General Relativity and Cosmology in Secondary Level II/High School
The project focuses on developing course material and student activities on General Relativity and cosmology for high school pupils, accessible with conceptual and mathematical means at secondary level II.
This pedagogical project was launched on the occasion of the centenary of Einstein’s General Theory of Relativity (GR), aiming to introduce secondary school pupils to modern cosmology and General Relativity.
The main purposes of this project are the following:
- Consolidate and enlarge pupils’ existing knowledge in physics and mathematics while studying subjects they find fascinating and motivating. The main objective is then not to replace the subjects traditionally taught, but rather to complement and reinforce them.
- Develop teaching material for high-school students on General Relativity and cosmology to provide a more complete and deep understanding of the issues of modern cosmology. The existing teaching material on GR and cosmology is either basic, adapted for the general public or for primary school pupils, focusing on the qualitative or philosophical aspects but not allowing a complete understanding of the topics, or “expert” and far beyond secondary school level.
- Improve links between the high school and real research: students who learn physics up to the 19th century are often left with distorted ideas about the main issues in modern physics. A more accurate awareness of what constitutes contemporary physics research (and hence what options are available to pupils after school) can have a strong impact on their choices for further study. This can counterbalance the general loss of interest in the “hard” sciences
This project focuses on the introduction into high schools of subjects dealing with cosmology and GR: the study ROSE (Relevance for Science Education project, 2010) shows that subjects dealing with astrophysics, cosmology and extreme events in the universe are of significantly higher interest for pupils in many countries (Sjøberg & Schreiner, 2007; Sjøberg & Schreiner, 2010; Lelliott & Rollnick, 2010; Baram-Tsabari & Yarden, 2012). Furthermore, it has been shown that pupils having attended a course containing topics from modern physics in addition to the standard curriculum, can achieve a better learning of the classically taught contents (Newton’s mechanics, electromagnetism) than pupils who followed a standard course (Baumert et al., 1998).
Moreover, using an example relating to quantum mechanics, Levrini and Fantini (2013) highlight how over-simplification to make a subject more accessible can have negative effects on student comprehension. Therefore, in the SwissMAP project, the goal has been to simplify the notions at the mathematical level while maintaining a relatively high conceptual level for the intended audience. The originality here is that the targeted approach is then not exclusively qualitative: the teaching material also includes quantitative and/or semi-quantitative analysis.
Up to the beginning of the project (2015), the optional course of cosmology and GR had been successfully taught in the Geneva high school for four years with continuous feedback from pupils and teachers.

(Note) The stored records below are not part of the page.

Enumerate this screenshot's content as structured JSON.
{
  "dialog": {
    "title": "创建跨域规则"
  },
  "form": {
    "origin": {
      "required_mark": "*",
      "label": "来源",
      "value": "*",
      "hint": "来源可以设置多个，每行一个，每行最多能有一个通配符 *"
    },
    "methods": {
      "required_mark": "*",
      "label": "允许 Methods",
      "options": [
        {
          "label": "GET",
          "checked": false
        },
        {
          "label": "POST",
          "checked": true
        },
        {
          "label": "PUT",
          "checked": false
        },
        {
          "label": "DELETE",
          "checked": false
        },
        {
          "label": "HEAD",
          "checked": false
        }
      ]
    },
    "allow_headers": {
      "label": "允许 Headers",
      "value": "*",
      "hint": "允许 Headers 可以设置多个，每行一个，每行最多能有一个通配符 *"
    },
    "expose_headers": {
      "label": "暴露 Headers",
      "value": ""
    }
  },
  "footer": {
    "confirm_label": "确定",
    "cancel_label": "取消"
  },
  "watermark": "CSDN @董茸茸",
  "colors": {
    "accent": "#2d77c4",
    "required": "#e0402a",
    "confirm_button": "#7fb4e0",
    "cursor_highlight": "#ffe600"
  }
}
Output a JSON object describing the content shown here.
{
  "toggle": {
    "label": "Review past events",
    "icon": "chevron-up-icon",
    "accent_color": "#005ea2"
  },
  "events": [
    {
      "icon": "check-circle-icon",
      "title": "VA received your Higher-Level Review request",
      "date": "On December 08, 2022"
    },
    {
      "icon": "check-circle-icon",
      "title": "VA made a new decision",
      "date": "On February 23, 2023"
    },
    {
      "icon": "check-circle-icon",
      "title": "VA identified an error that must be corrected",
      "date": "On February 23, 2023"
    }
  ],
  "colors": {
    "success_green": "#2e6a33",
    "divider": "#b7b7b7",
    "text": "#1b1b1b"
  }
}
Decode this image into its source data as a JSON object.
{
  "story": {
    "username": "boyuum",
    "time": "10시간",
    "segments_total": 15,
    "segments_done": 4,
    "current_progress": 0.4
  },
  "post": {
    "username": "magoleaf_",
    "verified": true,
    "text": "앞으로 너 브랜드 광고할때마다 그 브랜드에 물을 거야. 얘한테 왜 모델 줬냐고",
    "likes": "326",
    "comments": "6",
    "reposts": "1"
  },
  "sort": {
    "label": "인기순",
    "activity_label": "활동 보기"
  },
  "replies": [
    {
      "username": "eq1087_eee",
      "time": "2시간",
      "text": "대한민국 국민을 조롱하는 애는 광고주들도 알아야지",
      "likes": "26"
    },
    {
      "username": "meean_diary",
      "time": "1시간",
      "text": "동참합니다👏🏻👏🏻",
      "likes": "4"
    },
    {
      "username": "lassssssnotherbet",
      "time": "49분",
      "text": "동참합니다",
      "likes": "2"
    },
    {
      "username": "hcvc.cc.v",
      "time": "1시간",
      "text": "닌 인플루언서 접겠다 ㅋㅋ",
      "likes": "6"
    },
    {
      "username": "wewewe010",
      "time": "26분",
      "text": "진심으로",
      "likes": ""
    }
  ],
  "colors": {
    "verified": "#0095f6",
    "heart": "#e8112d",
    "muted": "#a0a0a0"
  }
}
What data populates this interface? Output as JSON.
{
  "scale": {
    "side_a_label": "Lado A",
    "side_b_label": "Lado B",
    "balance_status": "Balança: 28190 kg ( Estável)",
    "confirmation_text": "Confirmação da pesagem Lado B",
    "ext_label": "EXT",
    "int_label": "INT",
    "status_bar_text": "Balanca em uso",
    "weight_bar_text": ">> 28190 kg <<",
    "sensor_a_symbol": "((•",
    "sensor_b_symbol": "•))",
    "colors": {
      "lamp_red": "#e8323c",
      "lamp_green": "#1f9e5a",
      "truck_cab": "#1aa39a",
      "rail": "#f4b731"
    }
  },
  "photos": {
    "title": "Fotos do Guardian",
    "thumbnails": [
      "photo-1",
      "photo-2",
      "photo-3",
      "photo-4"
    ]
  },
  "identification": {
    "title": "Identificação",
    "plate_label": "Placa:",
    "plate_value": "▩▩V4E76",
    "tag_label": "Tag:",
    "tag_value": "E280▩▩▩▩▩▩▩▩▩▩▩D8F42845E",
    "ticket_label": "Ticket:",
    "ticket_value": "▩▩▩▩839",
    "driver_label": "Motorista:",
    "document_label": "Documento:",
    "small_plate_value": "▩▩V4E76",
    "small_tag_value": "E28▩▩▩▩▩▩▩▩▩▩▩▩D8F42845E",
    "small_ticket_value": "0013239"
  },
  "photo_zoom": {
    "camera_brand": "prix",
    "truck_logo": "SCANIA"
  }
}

The result was that, on one hand the learning achievement of this course was the same as the other optional courses (average 4.5/6 and standard deviation 0.7), and on the other hand this was the only physics optional course to have had a gender ratio girls:boys ≥1, and this for four years in a row.
The content and the structure of the course was validated and evaluated by many experts on cosmology, general relativity and physics education, as part of the publication of the course book and of related scientific reviews. Furthermore, the project provided many professional courses for teachers in Switzerland and France, with a general rate of teacher attendance of 3.9/4 and numerous conferences and workshops in Swiss secondary schools on the related subjects.
The project resulted in a course (in French) and a series of activities characterised by an intermediate level of difficulty. The course is divided into nine main chapters, from an introduction to astrophysics through to gravitational waves, covering subjects such as gravitational lensing, black holes, cosmological distances and the thermal history of the universe. Seven annexes complete the course, integrating and/or broadening the complementary notions that pupils may need for a complete understanding of the main chapters. Each chapter is related to a series of exercises and/or activities including model answers (reserved for teachers). The level of difficulty increases with the chapters, allowing a gradual immersion in the subjects:
- The activities of the first chapters do not require any knowledge specific to high school physics or mathematics. Instead, they revise some basic concepts from Secondary I including unit conversions, orders of magnitude and proportionality;
- Each chapter includes exercises and/or activities based on mechanics, waves, electricity, magnetism and thermodynamics of the general high-school physics curriculum;
- Some exercises in Chapters 7-9 require mathematical tools generally acquired in the final years of high school (such as derivatives, integrals or function analysis);
- A few exercises in the final chapters rely on basic knowledge of programming language (such as Python or Mathematica).
Moreover, several common themes can be followed through the chapters of the course, using an overarching subject that can be developed while increasing the level of difficulty. The order and selection of the activities concerning a specific theme are flexible and can be adapted to teaching constraints and the pupils’ level.
The material (in French only) is freely available on the SwissMAP website. The examples of answers for the exercises and activities are available for teachers only upon request.